TASK REQUIREMENTS: Go through the records below and return each line that has "views" in it.
THE INPUT Start Marker
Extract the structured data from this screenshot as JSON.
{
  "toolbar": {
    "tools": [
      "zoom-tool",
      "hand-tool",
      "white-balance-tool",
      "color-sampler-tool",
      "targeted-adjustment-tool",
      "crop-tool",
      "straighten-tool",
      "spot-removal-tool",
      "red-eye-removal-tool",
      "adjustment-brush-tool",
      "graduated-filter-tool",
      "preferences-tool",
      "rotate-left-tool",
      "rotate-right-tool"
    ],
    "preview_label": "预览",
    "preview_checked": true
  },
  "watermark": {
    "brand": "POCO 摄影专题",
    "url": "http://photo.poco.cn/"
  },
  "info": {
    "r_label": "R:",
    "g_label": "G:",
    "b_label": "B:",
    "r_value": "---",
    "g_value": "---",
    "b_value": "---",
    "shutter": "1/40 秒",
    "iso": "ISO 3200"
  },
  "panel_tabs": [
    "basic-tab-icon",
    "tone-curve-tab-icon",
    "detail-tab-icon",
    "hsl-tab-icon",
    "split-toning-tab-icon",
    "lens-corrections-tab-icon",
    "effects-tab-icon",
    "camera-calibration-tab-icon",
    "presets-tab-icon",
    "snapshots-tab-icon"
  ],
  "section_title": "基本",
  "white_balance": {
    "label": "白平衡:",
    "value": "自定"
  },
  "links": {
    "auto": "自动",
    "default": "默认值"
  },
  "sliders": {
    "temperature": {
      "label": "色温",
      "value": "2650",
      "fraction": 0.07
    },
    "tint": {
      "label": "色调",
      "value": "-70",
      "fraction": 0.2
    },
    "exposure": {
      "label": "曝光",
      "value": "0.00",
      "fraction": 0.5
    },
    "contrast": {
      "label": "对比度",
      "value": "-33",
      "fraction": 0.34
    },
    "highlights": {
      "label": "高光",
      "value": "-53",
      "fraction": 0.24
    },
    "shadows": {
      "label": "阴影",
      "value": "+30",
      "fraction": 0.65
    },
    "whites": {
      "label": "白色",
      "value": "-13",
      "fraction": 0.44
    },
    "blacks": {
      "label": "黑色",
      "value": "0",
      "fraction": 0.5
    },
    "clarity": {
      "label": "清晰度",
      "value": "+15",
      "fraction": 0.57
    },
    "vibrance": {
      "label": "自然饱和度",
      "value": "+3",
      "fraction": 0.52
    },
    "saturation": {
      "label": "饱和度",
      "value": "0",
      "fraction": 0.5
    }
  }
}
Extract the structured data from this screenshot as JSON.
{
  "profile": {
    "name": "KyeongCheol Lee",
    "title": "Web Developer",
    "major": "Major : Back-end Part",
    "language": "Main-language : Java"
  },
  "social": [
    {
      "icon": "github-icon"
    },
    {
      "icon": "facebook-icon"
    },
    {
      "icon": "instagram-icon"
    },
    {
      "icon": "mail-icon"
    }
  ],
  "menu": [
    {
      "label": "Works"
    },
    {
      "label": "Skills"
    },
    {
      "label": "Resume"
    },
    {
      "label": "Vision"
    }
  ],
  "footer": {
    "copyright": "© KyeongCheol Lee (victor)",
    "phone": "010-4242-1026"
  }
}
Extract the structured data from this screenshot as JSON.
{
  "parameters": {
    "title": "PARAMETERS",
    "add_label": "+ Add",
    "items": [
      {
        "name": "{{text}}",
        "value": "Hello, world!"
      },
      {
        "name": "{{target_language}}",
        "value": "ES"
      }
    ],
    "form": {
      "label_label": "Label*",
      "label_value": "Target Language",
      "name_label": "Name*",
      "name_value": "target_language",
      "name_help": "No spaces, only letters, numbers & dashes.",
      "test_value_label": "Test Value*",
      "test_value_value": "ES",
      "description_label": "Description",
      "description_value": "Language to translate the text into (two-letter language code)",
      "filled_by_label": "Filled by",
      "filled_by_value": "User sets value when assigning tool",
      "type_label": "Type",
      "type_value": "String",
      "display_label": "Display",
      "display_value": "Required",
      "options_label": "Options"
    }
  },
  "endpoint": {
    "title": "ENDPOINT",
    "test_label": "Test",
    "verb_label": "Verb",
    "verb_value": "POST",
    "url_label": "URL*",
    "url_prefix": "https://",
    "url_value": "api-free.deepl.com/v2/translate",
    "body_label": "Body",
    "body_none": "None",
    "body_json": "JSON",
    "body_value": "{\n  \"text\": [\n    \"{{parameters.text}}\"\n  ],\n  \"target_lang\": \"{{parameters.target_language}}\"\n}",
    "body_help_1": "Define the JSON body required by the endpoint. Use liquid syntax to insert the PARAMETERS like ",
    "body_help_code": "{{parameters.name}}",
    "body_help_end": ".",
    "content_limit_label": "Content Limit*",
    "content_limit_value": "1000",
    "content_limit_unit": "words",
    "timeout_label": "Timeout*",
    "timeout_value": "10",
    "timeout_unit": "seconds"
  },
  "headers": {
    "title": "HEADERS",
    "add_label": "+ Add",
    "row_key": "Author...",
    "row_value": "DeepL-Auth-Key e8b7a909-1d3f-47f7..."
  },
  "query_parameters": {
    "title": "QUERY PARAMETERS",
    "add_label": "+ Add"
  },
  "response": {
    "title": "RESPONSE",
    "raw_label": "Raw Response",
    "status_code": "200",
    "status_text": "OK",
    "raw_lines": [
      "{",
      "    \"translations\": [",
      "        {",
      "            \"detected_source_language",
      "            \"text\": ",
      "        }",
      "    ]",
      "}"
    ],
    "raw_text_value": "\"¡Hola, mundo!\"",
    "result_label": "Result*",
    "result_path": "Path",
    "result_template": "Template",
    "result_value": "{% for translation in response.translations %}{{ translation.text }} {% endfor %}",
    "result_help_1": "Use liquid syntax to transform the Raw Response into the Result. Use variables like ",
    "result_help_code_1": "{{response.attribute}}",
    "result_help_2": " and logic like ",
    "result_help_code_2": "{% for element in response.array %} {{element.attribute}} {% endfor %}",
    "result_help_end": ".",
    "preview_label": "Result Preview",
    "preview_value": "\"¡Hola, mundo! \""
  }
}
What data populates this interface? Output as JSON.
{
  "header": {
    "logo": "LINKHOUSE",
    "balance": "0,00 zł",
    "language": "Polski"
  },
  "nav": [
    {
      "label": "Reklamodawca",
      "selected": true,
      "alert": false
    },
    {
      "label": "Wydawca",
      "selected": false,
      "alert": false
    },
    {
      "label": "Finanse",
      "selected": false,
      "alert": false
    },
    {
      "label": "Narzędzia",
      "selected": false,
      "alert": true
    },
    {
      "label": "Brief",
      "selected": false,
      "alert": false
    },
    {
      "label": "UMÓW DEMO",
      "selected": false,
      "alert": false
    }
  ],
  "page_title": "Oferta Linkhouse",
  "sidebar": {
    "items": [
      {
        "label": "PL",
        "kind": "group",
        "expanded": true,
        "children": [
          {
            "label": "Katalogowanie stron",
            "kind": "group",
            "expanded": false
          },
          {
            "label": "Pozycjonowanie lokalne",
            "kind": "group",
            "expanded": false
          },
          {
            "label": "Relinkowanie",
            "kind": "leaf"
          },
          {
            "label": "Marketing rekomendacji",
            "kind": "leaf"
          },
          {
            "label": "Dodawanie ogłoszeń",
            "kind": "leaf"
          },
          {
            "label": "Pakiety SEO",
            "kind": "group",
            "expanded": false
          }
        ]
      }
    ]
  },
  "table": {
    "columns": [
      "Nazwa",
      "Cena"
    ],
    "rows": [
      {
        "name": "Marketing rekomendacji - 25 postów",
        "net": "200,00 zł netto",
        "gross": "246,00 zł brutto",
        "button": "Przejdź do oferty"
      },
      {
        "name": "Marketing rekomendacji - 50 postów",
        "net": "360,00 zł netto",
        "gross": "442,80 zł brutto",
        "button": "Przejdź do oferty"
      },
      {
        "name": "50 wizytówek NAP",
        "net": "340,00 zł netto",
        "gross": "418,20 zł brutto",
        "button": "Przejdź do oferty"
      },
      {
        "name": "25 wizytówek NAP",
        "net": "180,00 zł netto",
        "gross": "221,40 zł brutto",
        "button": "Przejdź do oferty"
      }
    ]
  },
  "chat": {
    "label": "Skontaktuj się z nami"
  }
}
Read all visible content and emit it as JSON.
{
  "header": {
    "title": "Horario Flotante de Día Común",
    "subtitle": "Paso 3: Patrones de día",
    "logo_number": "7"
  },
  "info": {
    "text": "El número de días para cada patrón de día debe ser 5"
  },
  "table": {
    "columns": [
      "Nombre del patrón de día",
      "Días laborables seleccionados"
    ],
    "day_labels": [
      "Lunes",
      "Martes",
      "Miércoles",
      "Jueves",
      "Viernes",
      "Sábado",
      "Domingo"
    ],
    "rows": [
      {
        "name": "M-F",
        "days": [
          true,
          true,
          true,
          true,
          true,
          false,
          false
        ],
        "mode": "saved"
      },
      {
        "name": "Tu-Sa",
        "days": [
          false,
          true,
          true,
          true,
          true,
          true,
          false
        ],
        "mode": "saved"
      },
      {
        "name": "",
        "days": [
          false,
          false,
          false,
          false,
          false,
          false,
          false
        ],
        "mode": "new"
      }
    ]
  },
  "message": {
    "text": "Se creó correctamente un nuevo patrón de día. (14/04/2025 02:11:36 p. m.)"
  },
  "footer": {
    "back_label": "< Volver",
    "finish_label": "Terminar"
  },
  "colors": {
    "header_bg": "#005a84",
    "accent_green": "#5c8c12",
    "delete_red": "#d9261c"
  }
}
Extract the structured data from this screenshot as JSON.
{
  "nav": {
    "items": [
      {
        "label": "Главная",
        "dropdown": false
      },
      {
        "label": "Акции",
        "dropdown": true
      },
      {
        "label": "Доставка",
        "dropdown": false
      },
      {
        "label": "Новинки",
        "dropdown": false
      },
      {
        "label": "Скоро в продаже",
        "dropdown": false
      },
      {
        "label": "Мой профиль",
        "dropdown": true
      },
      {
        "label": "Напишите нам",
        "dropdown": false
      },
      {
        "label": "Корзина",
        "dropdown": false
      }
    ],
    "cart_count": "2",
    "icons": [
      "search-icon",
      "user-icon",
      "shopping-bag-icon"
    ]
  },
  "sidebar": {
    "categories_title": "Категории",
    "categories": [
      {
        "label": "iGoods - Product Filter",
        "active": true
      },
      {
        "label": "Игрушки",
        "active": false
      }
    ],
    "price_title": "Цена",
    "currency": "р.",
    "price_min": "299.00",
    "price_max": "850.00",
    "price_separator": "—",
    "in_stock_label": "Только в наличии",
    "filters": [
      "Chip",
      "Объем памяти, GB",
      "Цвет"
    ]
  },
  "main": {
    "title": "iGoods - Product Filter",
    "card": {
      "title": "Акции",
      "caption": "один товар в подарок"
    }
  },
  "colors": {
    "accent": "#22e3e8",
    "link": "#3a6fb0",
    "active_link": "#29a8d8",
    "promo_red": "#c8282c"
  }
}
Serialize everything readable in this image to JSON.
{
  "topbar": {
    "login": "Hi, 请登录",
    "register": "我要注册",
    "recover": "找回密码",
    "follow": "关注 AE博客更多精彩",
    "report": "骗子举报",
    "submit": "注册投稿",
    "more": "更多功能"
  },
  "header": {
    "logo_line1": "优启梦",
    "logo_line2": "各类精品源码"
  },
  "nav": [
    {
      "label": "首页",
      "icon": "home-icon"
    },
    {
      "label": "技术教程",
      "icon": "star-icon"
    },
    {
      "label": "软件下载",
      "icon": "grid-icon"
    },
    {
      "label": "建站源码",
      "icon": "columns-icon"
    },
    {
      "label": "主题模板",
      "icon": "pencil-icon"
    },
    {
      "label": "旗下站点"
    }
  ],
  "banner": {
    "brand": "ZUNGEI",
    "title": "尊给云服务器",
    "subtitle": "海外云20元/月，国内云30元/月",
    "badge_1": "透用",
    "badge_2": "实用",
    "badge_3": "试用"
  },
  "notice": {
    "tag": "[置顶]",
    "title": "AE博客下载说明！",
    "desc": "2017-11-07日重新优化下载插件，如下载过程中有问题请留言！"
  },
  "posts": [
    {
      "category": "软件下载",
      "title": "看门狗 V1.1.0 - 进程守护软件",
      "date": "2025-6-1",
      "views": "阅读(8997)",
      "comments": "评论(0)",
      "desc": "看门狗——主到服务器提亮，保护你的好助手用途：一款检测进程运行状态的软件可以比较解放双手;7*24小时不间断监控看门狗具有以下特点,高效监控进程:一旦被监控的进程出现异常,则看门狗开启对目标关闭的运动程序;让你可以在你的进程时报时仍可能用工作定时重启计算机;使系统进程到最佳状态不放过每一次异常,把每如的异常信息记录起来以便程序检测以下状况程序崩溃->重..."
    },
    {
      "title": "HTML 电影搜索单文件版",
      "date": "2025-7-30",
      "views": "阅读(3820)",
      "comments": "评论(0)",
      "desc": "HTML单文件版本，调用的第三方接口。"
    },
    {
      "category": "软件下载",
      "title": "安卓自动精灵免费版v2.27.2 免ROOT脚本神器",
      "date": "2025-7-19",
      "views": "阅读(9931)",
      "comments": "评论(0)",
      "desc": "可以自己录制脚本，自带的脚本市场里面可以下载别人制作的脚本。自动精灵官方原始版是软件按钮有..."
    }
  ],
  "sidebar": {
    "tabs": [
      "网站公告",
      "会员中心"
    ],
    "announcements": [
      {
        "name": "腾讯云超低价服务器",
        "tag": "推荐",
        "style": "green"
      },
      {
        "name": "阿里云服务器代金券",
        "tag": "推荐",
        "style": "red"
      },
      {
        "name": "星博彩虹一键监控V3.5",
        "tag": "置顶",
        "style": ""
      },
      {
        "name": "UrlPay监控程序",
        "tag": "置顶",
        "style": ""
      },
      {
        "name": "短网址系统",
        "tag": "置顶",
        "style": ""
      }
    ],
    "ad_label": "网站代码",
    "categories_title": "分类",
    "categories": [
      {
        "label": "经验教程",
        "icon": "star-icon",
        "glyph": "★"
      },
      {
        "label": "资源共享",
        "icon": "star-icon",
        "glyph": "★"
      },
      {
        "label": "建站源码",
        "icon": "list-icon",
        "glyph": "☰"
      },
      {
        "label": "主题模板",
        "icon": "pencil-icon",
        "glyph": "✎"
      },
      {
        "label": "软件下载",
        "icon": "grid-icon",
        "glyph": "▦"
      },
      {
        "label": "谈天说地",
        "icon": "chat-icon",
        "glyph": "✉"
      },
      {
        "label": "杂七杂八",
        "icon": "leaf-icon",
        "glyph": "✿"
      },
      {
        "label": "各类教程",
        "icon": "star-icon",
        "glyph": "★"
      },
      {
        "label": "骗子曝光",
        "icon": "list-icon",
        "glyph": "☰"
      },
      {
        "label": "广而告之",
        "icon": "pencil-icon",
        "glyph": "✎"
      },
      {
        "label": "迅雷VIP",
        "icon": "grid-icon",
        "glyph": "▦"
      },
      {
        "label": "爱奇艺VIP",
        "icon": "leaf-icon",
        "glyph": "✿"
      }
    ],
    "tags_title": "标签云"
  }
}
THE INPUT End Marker
WRITTEN SOLUTION:
      "views": "阅读(8997)",
      "views": "阅读(3820)",
      "views": "阅读(9931)",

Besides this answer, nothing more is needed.